__Provided data__
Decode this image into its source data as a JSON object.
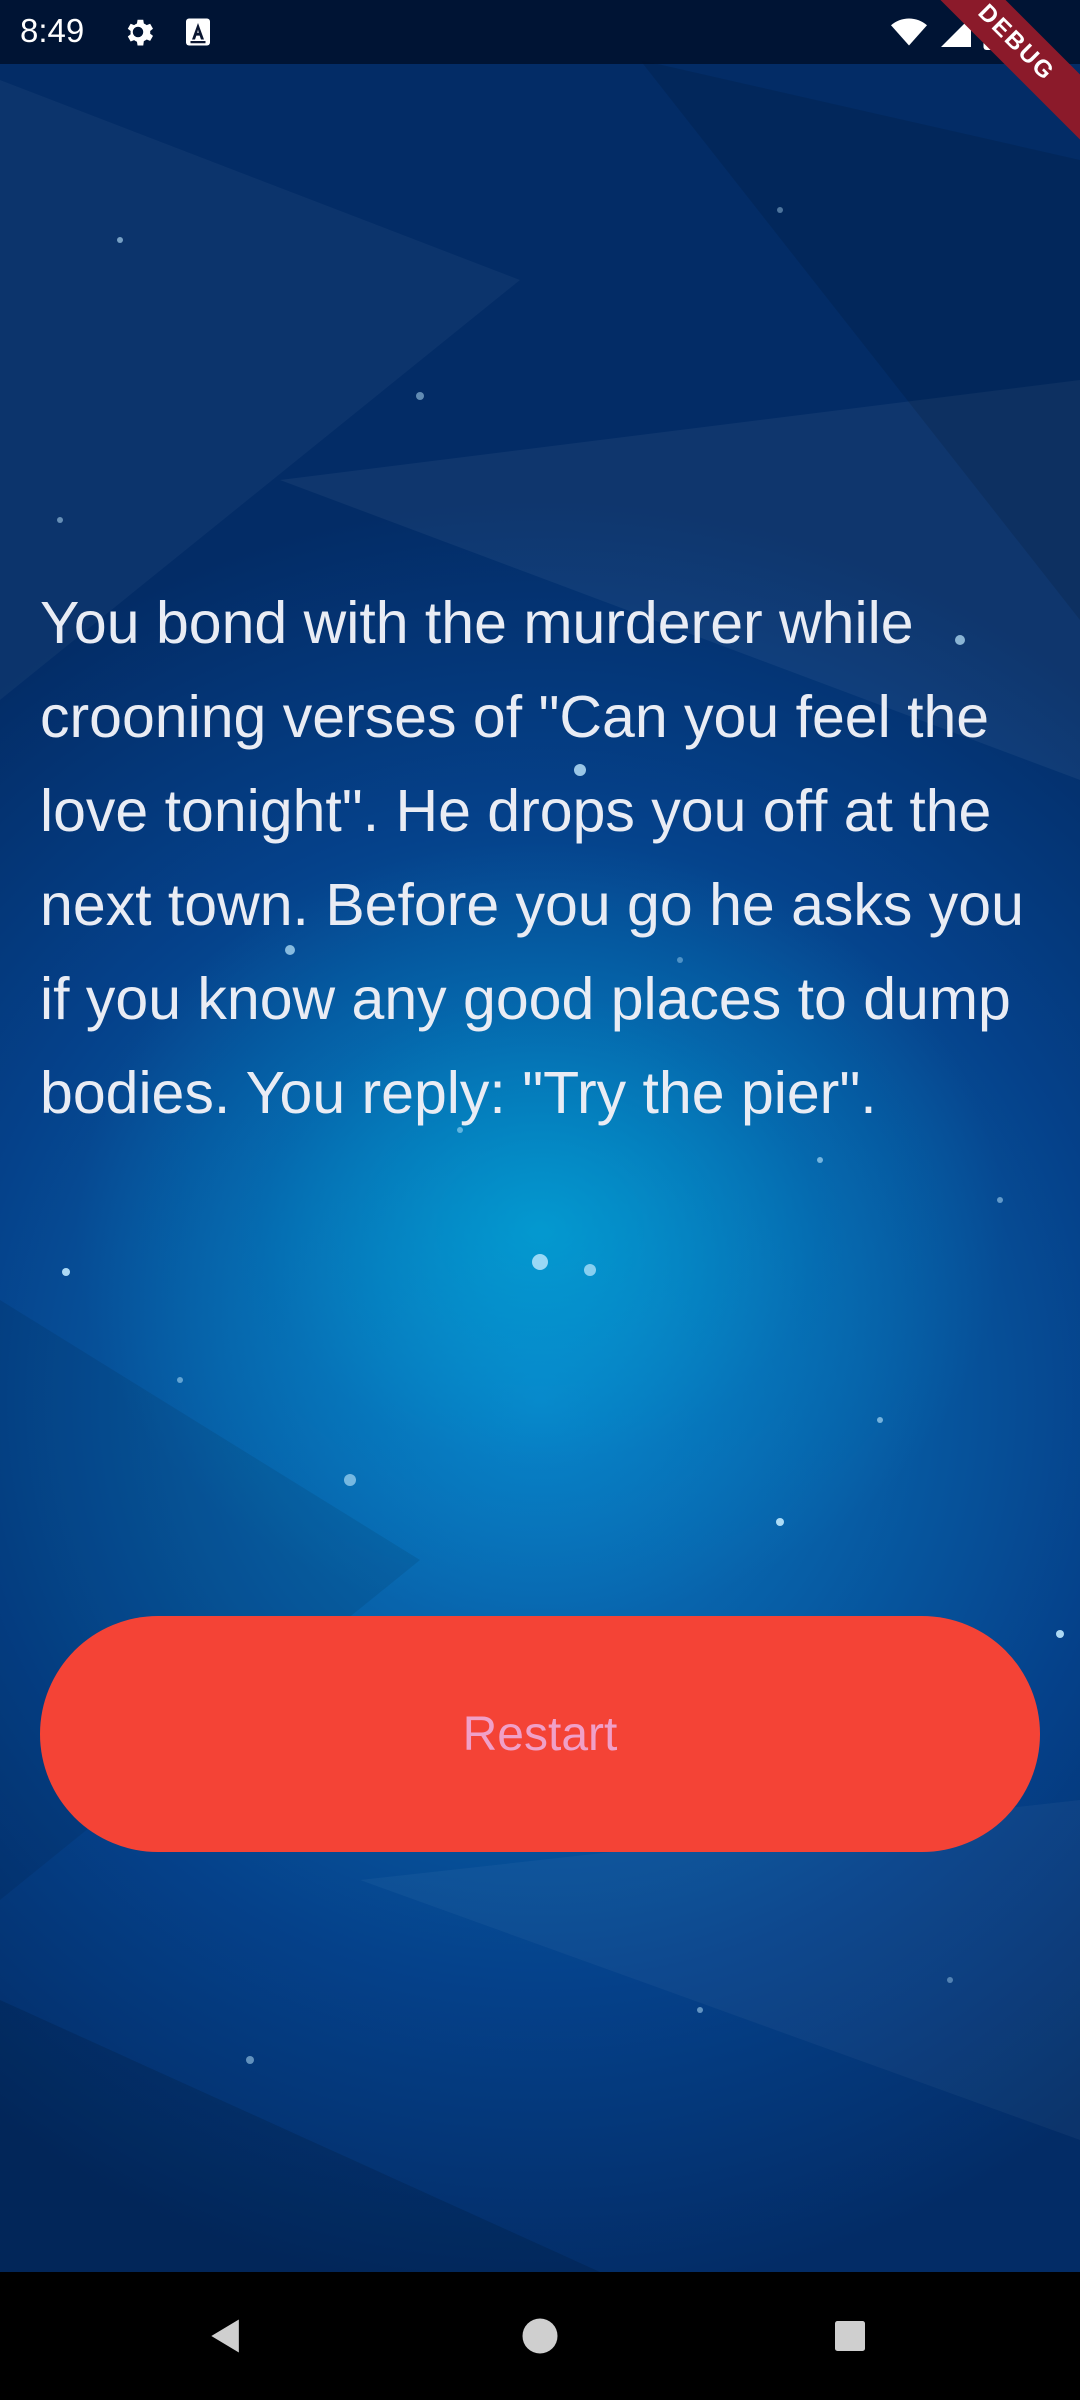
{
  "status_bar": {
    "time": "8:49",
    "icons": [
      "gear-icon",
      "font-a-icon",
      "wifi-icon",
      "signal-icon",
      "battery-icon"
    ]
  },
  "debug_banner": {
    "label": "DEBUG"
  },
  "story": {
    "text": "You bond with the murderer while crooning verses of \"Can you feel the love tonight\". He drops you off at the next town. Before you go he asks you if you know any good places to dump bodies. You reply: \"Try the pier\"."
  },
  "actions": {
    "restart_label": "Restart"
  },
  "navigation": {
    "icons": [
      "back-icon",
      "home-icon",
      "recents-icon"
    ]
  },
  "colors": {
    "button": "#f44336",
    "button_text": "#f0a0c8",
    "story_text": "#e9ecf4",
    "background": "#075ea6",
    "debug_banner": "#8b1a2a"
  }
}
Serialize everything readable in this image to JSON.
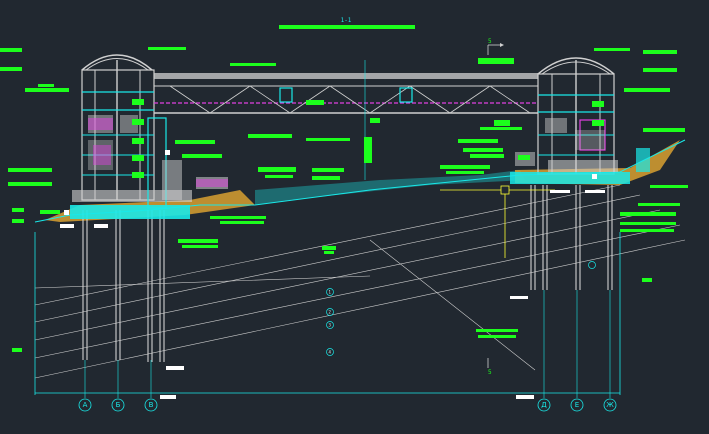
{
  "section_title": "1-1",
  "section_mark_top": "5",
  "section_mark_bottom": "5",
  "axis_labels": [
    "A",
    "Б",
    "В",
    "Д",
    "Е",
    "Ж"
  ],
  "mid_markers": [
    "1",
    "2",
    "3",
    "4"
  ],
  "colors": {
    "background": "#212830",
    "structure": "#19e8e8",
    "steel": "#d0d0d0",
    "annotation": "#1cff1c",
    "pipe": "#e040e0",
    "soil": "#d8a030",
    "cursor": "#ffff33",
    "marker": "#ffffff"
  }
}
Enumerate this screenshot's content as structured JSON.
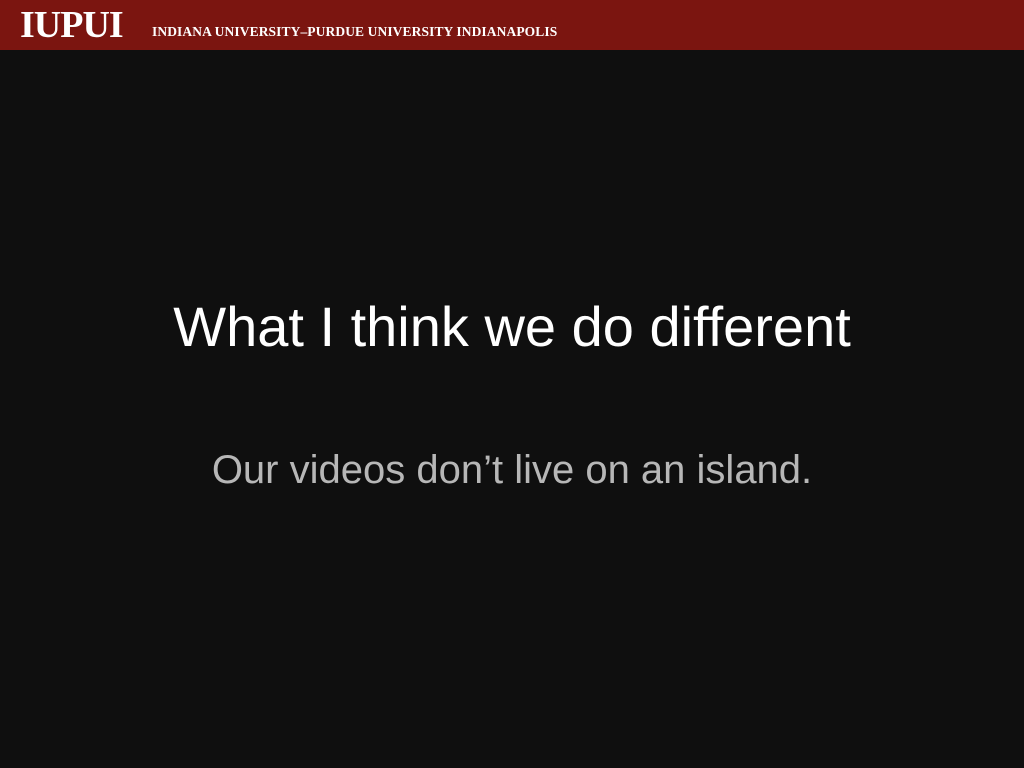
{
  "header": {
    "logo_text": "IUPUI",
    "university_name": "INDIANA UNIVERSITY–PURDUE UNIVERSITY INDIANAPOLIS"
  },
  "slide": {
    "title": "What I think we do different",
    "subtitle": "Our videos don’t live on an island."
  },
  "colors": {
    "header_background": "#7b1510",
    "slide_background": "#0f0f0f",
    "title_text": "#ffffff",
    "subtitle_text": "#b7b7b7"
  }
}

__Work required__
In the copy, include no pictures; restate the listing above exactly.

__Answer section__
Decode this image into its source data as a JSON object.
{
  "status_bar": {
    "time": "8:49",
    "icons": [
      "gear-icon",
      "font-a-icon",
      "wifi-icon",
      "signal-icon",
      "battery-icon"
    ]
  },
  "debug_banner": {
    "label": "DEBUG"
  },
  "story": {
    "text": "You bond with the murderer while crooning verses of \"Can you feel the love tonight\". He drops you off at the next town. Before you go he asks you if you know any good places to dump bodies. You reply: \"Try the pier\"."
  },
  "actions": {
    "restart_label": "Restart"
  },
  "navigation": {
    "icons": [
      "back-icon",
      "home-icon",
      "recents-icon"
    ]
  },
  "colors": {
    "button": "#f44336",
    "button_text": "#f0a0c8",
    "story_text": "#e9ecf4",
    "background": "#075ea6",
    "debug_banner": "#8b1a2a"
  }
}
Serialize everything readable in this image to JSON.
{
  "section_title": "1-1",
  "section_mark_top": "5",
  "section_mark_bottom": "5",
  "axis_labels": [
    "A",
    "Б",
    "В",
    "Д",
    "Е",
    "Ж"
  ],
  "mid_markers": [
    "1",
    "2",
    "3",
    "4"
  ],
  "colors": {
    "background": "#212830",
    "structure": "#19e8e8",
    "steel": "#d0d0d0",
    "annotation": "#1cff1c",
    "pipe": "#e040e0",
    "soil": "#d8a030",
    "cursor": "#ffff33",
    "marker": "#ffffff"
  }
}
Enumerate this screenshot's content as structured JSON.
{
  "header": {
    "logo_text": "IUPUI",
    "university_name": "INDIANA UNIVERSITY–PURDUE UNIVERSITY INDIANAPOLIS"
  },
  "slide": {
    "title": "What I think we do different",
    "subtitle": "Our videos don’t live on an island."
  },
  "colors": {
    "header_background": "#7b1510",
    "slide_background": "#0f0f0f",
    "title_text": "#ffffff",
    "subtitle_text": "#b7b7b7"
  }
}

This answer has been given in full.